ART museums have become the chief patrons of trendsetting architecture. The openings of new museums such as the Getty Center, in Los Angeles, designed by Richard Meier, and the Guggenheim in Bilbao, Spain, designed by Frank Gehry, are anticipated with the same sense of excitement that attends the openings of Steven Spielberg blockbusters. The anticipation is explained in part by art's quasi-religious status in modern society and in part by plain showmanship, resulting from the need of museums to increase attendance. Thus after the Museum of Modern Art, in New York, announced last year that it was going to undertake a major expansion, Herbert Muschamp, of The New York Times, described the commission as "one of the most prestigious plums that is likely to fall into any architect's lap within this decade."
The Museum of Modern Art has always seen itself as being in the vanguard of progressive architecture and design. In 1932, only three years after it was founded, the museum mounted an exhibition titled "Modern Architecture: International Exhibition." The show, which popularized the term "International Style," introduced the American public to European modernists such as Ludwig Mies van der Rohe and Walter Gropius. The idiom of Bauhaus modernism -- free-flowing spaces with movable white walls, contained in a functional box -- was incorporated into the Modern's new building, on West 53rd Street. That was 1939. Today modernism has joined the mainstream. Home-furnishings chains like IKEA and Crate & Barrel have brought modern design to the mass market. As for the avant garde, well, many upscale clothing boutiques now outmodern the Modern. Being overtaken by Giorgio Armani and Calvin Klein might cause a museum to worry -- which probably explains why the Modern announced that its expansion would also involve a substantial redesign.
Breaking with tradition, the Modern decided to hold a design competition, and it invited ten architects to enter. Neither Gehry nor Meier was on the list. Nor
were other prominent museum architects, such as I. M. Pei, who was responsible for the expansion of the Louvre; Robert Venturi, who won the international competition for the Sainsbury Wing of the National Gallery in London; Renzo Piano, the architect of the highly praised Menil Collection, in Houston; and Moshe Safdie, whose National Gallery of Canada is a superb art museum. The trustees picked instead a group of modernists who are relative newcomers -- mostly in their late forties and early fifties, which is young for an architect. One could say that the trustees passed up blue chips to put their money on small-cap stocks. Architecture, like the stock market, is international, and the list included Yoshio Taniguchi and Toyo Ito, from Japan; Rem Koolhaas and Wiel Arets, from Holland; Dominique Perrault, a Frenchman; the team of Jacques Herzog and Pierre de Meuron, from Switzerland; and, from New York, Bernard Tschumi, Steven Holl, Rafael Viñoly, and Tod Williams and Billie Tsien.

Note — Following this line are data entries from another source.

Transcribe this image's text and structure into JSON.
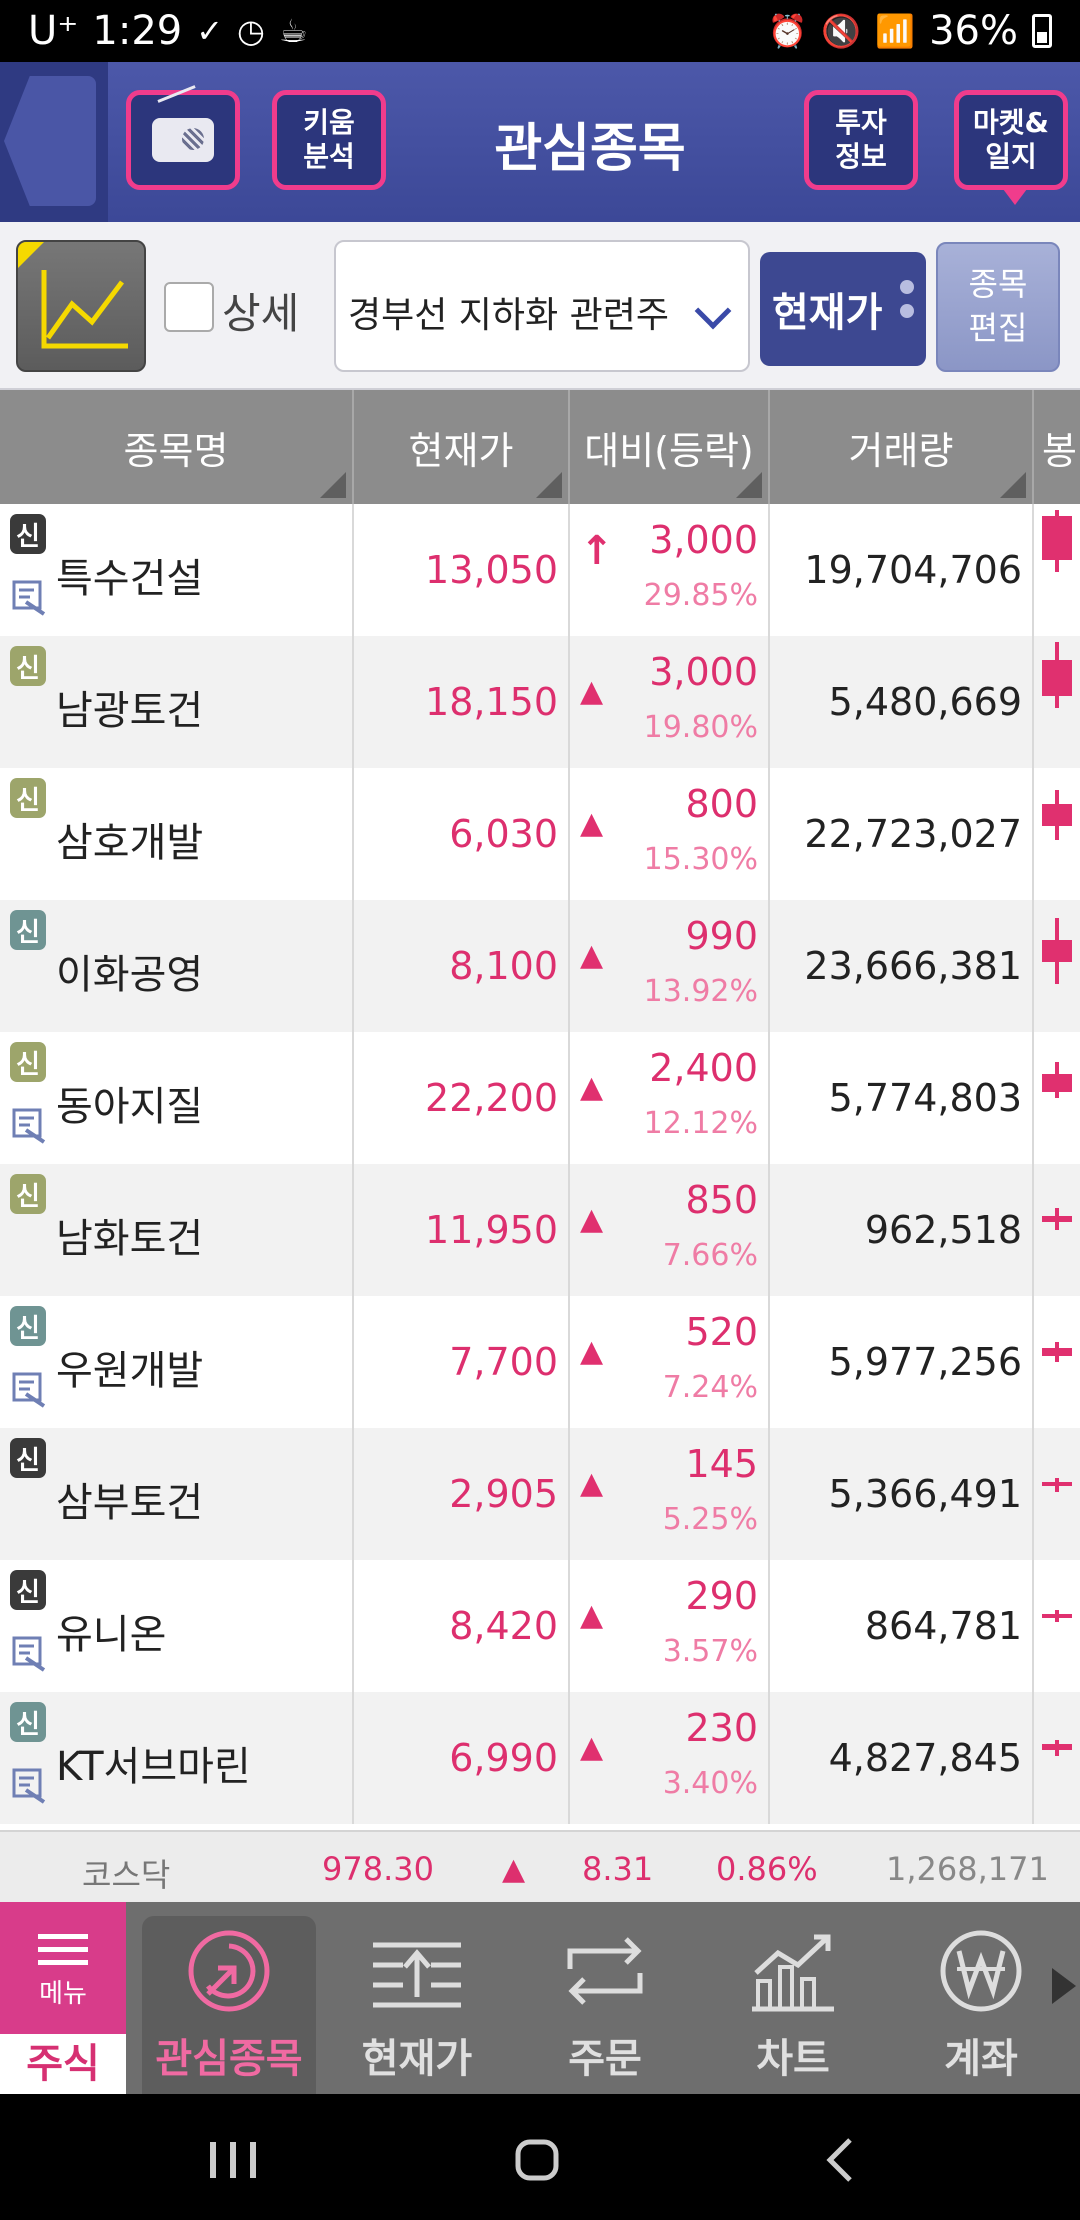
{
  "status_bar": {
    "carrier": "U⁺",
    "time": "1:29",
    "battery": "36%"
  },
  "header": {
    "title": "관심종목",
    "kiwoom_button": "키움\n분석",
    "invest_button": "투자\n정보",
    "market_button": "마켓&\n일지"
  },
  "controls": {
    "detail_label": "상세",
    "group_name": "경부선 지하화 관련주",
    "price_button": "현재가",
    "edit_button": "종목\n편집"
  },
  "columns": [
    "종목명",
    "현재가",
    "대비(등락)",
    "거래량",
    "봉"
  ],
  "rows": [
    {
      "badge": "신",
      "badge_color": "black",
      "memo": true,
      "name": "특수건설",
      "price": "13,050",
      "arrow": "up-bold",
      "change": "3,000",
      "pct": "29.85%",
      "volume": "19,704,706"
    },
    {
      "badge": "신",
      "badge_color": "olive",
      "memo": false,
      "name": "남광토건",
      "price": "18,150",
      "arrow": "up",
      "change": "3,000",
      "pct": "19.80%",
      "volume": "5,480,669"
    },
    {
      "badge": "신",
      "badge_color": "olive",
      "memo": false,
      "name": "삼호개발",
      "price": "6,030",
      "arrow": "up",
      "change": "800",
      "pct": "15.30%",
      "volume": "22,723,027"
    },
    {
      "badge": "신",
      "badge_color": "teal",
      "memo": false,
      "name": "이화공영",
      "price": "8,100",
      "arrow": "up",
      "change": "990",
      "pct": "13.92%",
      "volume": "23,666,381"
    },
    {
      "badge": "신",
      "badge_color": "olive",
      "memo": true,
      "name": "동아지질",
      "price": "22,200",
      "arrow": "up",
      "change": "2,400",
      "pct": "12.12%",
      "volume": "5,774,803"
    },
    {
      "badge": "신",
      "badge_color": "olive",
      "memo": false,
      "name": "남화토건",
      "price": "11,950",
      "arrow": "up",
      "change": "850",
      "pct": "7.66%",
      "volume": "962,518"
    },
    {
      "badge": "신",
      "badge_color": "teal",
      "memo": true,
      "name": "우원개발",
      "price": "7,700",
      "arrow": "up",
      "change": "520",
      "pct": "7.24%",
      "volume": "5,977,256"
    },
    {
      "badge": "신",
      "badge_color": "black",
      "memo": false,
      "name": "삼부토건",
      "price": "2,905",
      "arrow": "up",
      "change": "145",
      "pct": "5.25%",
      "volume": "5,366,491"
    },
    {
      "badge": "신",
      "badge_color": "black",
      "memo": true,
      "name": "유니온",
      "price": "8,420",
      "arrow": "up",
      "change": "290",
      "pct": "3.57%",
      "volume": "864,781"
    },
    {
      "badge": "신",
      "badge_color": "teal",
      "memo": true,
      "name": "KT서브마린",
      "price": "6,990",
      "arrow": "up",
      "change": "230",
      "pct": "3.40%",
      "volume": "4,827,845"
    }
  ],
  "ticker": {
    "index_name": "코스닥",
    "value": "978.30",
    "change": "8.31",
    "pct": "0.86%",
    "volume": "1,268,171"
  },
  "bottom_nav": {
    "menu_label": "메뉴",
    "stock_tab": "주식",
    "items": [
      {
        "label": "관심종목",
        "icon": "watchlist-icon",
        "active": true
      },
      {
        "label": "현재가",
        "icon": "current-price-icon",
        "active": false
      },
      {
        "label": "주문",
        "icon": "order-icon",
        "active": false
      },
      {
        "label": "차트",
        "icon": "chart-icon",
        "active": false
      },
      {
        "label": "계좌",
        "icon": "account-won-icon",
        "active": false
      }
    ]
  },
  "colors": {
    "brand_navy": "#3c4897",
    "accent_pink": "#f03c8c",
    "up_red": "#dd2f6e"
  }
}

THIS is hardly a representative sample of contemporary practitioners. The absence of a canonic classicist such as Allan Greenberg or John Blatteau is understandable, given the museum's roots -- although both these architects would be likely to argue that their buildings are as modern as anyone else's. Certainly, though, the net could have been cast wider. Some of the most interesting buildings today are the work of architects, such as Aldo Rossi in Europe, and Thomas Beeby and William Rawn in this country, who are exploring the blurred edges between modernism and pre-modern architectural traditions. The buildings of John Ruble and Buzz Yudell, of Los Angeles, demonstrate that in capable hands a postmodern approach continues to produce humanist buildings of richness, satisfying complexity, and even humor. And what about an iconoclast such as Christopher Alexander, whose New Eishin University, in Japan, is a compelling demonstration of the theories he has explored in his writings? Since the late 1960s, when doctrinaire modernism ceased to hold sway, architecture has splintered; but you would hardly know this from the Modern's list of orthodox modernists. Or, more accurately, neo-modernists -- architectural modernism is now more than seventy years old. Nostalgia is a relative concept.